Kamotsuru Sake Brewing Company
The east area of Sakagura-dori, where six breweries stand, is particularly elegant for the characteristically beautiful white walls and red brick chimneys of breweries that loom over the neighborhood.
The beauty of one of these breweries stands out from the others: Kamotsuru Sake Brewing Company, a symbol of not only Saijo but of Hiroshima as well. It has a majestic air, with a splendid ornamentation of white stucco and black namako-style walls.
The visitor’s room offers the opportunity to learn much about sake brewing methods, with video about making sake and equipment on display. You’ll probably notice that the subtle flavor of Japanese sake is created by the brewers who painstakingly employ traditional techniques in a highly elaborate process. There is plenty of Kamotsuru Sake Brewing Company’s sake available in the sampling corner, with grades ranging from daiginjo (very special) to koshu (aged sake) for you to enjoy tasting to your heart’s content with other traveling sake lovers.
Saijo is called “the home of ginjo-shu” (special brew sake), a premium grade. Kamotsuru Sake Brewing Company has been the leader when it comes to ginjo-shu, and is known for being one of the first breweries to ship out daiginjo-shu. Kamotsuru’s sake, with its flagrant aroma, rich flavor and refreshing smoothness, is preferred at Japan’s famed three-star restaurants and quenches the thirst of VIPs from across the globe. You could say that daiginjo, meticulously crafted at a gorgeous brewery, is one of Saijo’s typical sakes.

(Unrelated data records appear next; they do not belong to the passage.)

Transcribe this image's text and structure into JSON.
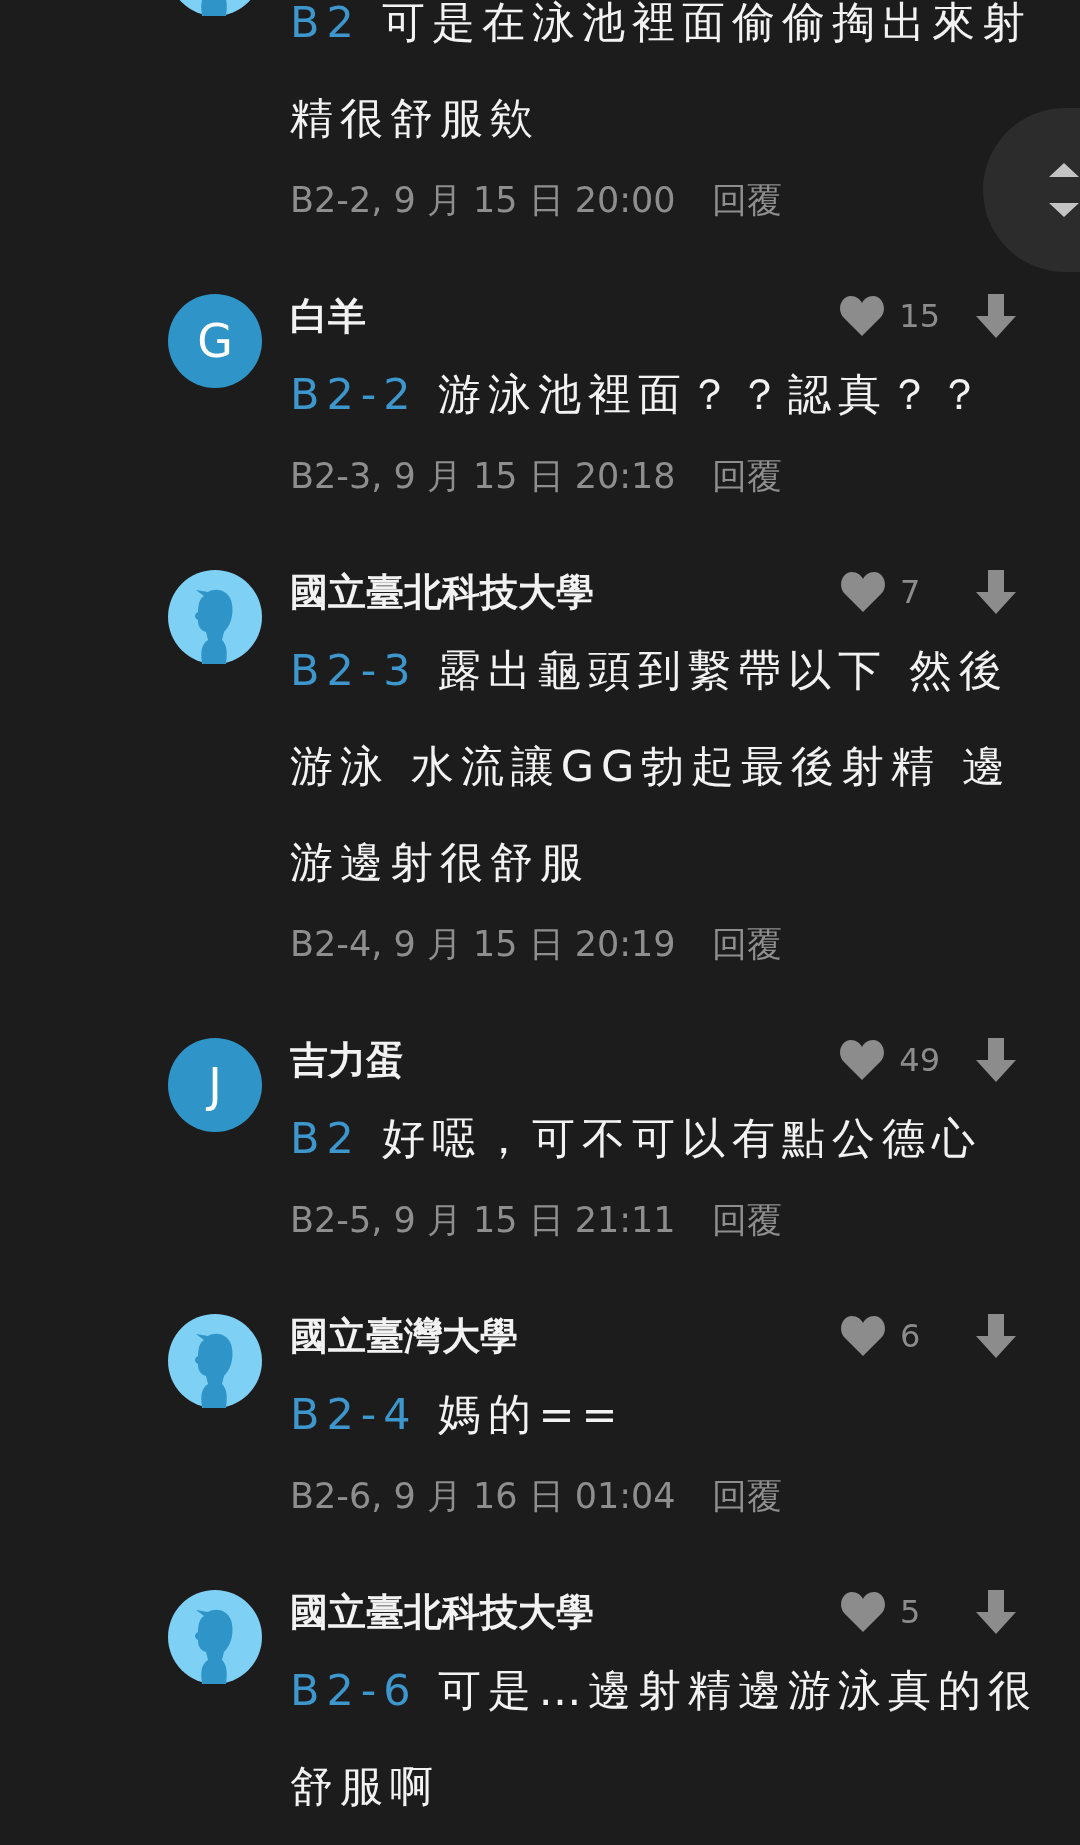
{
  "comments": [
    {
      "avatar": {
        "kind": "silhouette"
      },
      "reply_to": "B2",
      "text": "可是在泳池裡面偷偷掏出來射精很舒服欸",
      "floor": "B2-2, 9 月 15 日 20:00",
      "reply": "回覆"
    },
    {
      "avatar": {
        "kind": "letter",
        "letter": "G"
      },
      "author": "白羊",
      "likes": "15",
      "reply_to": "B2-2",
      "text": "游泳池裡面？？認真？？",
      "floor": "B2-3, 9 月 15 日 20:18",
      "reply": "回覆"
    },
    {
      "avatar": {
        "kind": "silhouette"
      },
      "author": "國立臺北科技大學",
      "likes": "7",
      "reply_to": "B2-3",
      "text": "露出龜頭到繫帶以下 然後游泳 水流讓GG勃起最後射精 邊游邊射很舒服",
      "floor": "B2-4, 9 月 15 日 20:19",
      "reply": "回覆"
    },
    {
      "avatar": {
        "kind": "letter",
        "letter": "J"
      },
      "author": "吉力蛋",
      "likes": "49",
      "reply_to": "B2",
      "text": "好噁，可不可以有點公德心",
      "floor": "B2-5, 9 月 15 日 21:11",
      "reply": "回覆"
    },
    {
      "avatar": {
        "kind": "silhouette"
      },
      "author": "國立臺灣大學",
      "likes": "6",
      "reply_to": "B2-4",
      "text": "媽的==",
      "floor": "B2-6, 9 月 16 日 01:04",
      "reply": "回覆"
    },
    {
      "avatar": {
        "kind": "silhouette"
      },
      "author": "國立臺北科技大學",
      "likes": "5",
      "reply_to": "B2-6",
      "text": "可是…邊射精邊游泳真的很舒服啊"
    }
  ]
}
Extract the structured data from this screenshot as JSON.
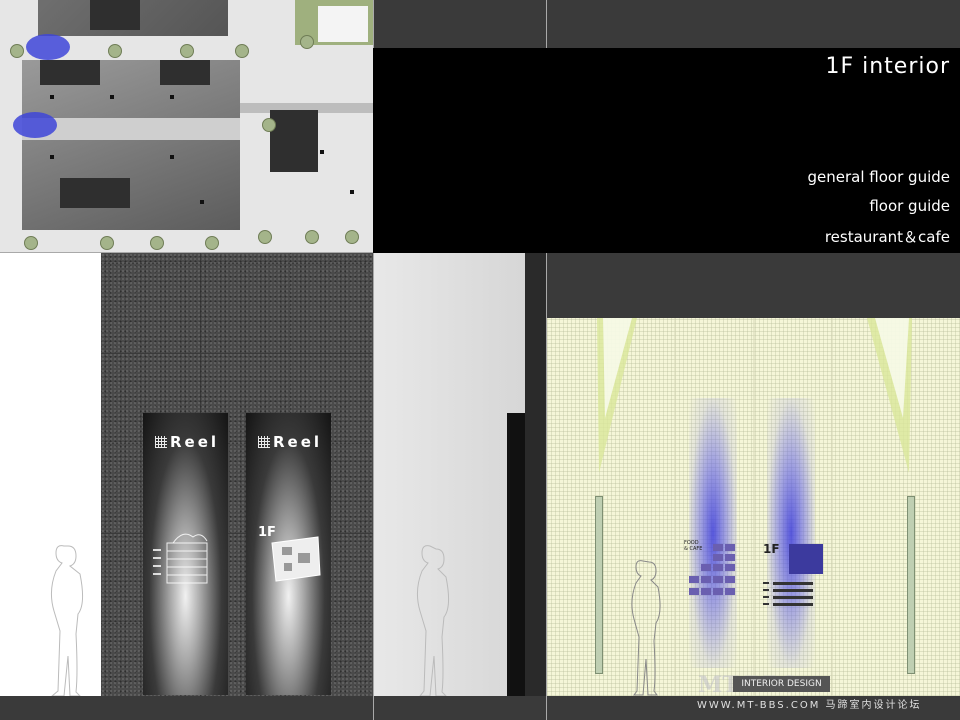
{
  "title": "1F  interior",
  "menu": [
    "general  floor guide",
    "floor guide",
    "restaurant＆cafe"
  ],
  "signs": {
    "left": {
      "logo": "Reel"
    },
    "right": {
      "logo": "Reel",
      "floor": "1F"
    }
  },
  "elevation": {
    "floor": "1F",
    "label": "FOOD & CAFE"
  },
  "watermark": {
    "logo": "MT-BBS",
    "badge": "INTERIOR DESIGN",
    "site": "WWW.MT-BBS.COM  马蹄室内设计论坛"
  },
  "colors": {
    "marker": "#3e45d8",
    "background": "#3a3a3a"
  }
}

Kamotsuru Sake Brewing Company
4-31 Saijo Honmachi, Higashi Hiroshima
Kamoizumi and Shusenkan
Walk for three minutes or so from Kamotsuru Sake Brewing Company and you’ll arrive at Kamoizumi Shuzō. Overseas this popular brewery is also known as “Three Dots” for the three small strokes on the left side of the Japanese kanji for sake (酒). Focusing on the junmai-shu (special brew) grade, the company has sought to produce sake with a unique flavor. They use all kinds of Hiroshima-produced sakamai (sake brewer’s rice) to brew sake that is truly representative of all of Hiroshima Prefecture.
You can book a tour of the brewery and also have fun leisurely tasting sakes in the Shusenkan next door. (These samplings also require a reservation.) For lunch we recommend the Bishonabe, a hot pot dish from Saijo that includes a plentiful amount of sake. This Bishonabe, a meal the original brewer used to eat, is now prepared to serve visitors, allowing them the opportunity to dine on nabe flavored only with salt, pepper and the wonderful flavor of sake. Nowadays it’s a popular specialty from Saijo, and eating it is about more than just drinking sake, but also enjoying some fine seasoning. The brewer says, “Sake you can drink at whatever temperature, hot or cold, with fine Japanese cuisine, is the essence of Japanese culture.”
The eight breweries in Saijo work together to preserve the groundwater that supplies the important shikomi mizu for the sake. Because the water comes from the abundant forests, they also maintain the mountains. Protecting Saijo’s environment is a part of sake brewing as well. And also, since sake is regarded as a sacred drink, they keenly sense that connection with nature.
2-4 Saijo Kamiichi-machi, Higashi Hiroshima
http://www.kamoizumi.co.jp/index.php* Brewery tours require advance booking.
Open Days : Thursdays & Saturdays, plus April 10.
Open Hours : 10am-5pm
* Bishonabe requires advance booking. Only for groups of 2 or more people.
8 Saijo Breweries
Sanyotsuru Brewery, Hakubotan Shuzō, Saijotsuru Sake Brewery, Kirei Shuzō, Fukubijin Shuzō, Kamoizumi Shuzō, Kamotsuru Sake Brewing Company, Kanemitsu Shuzō & Co.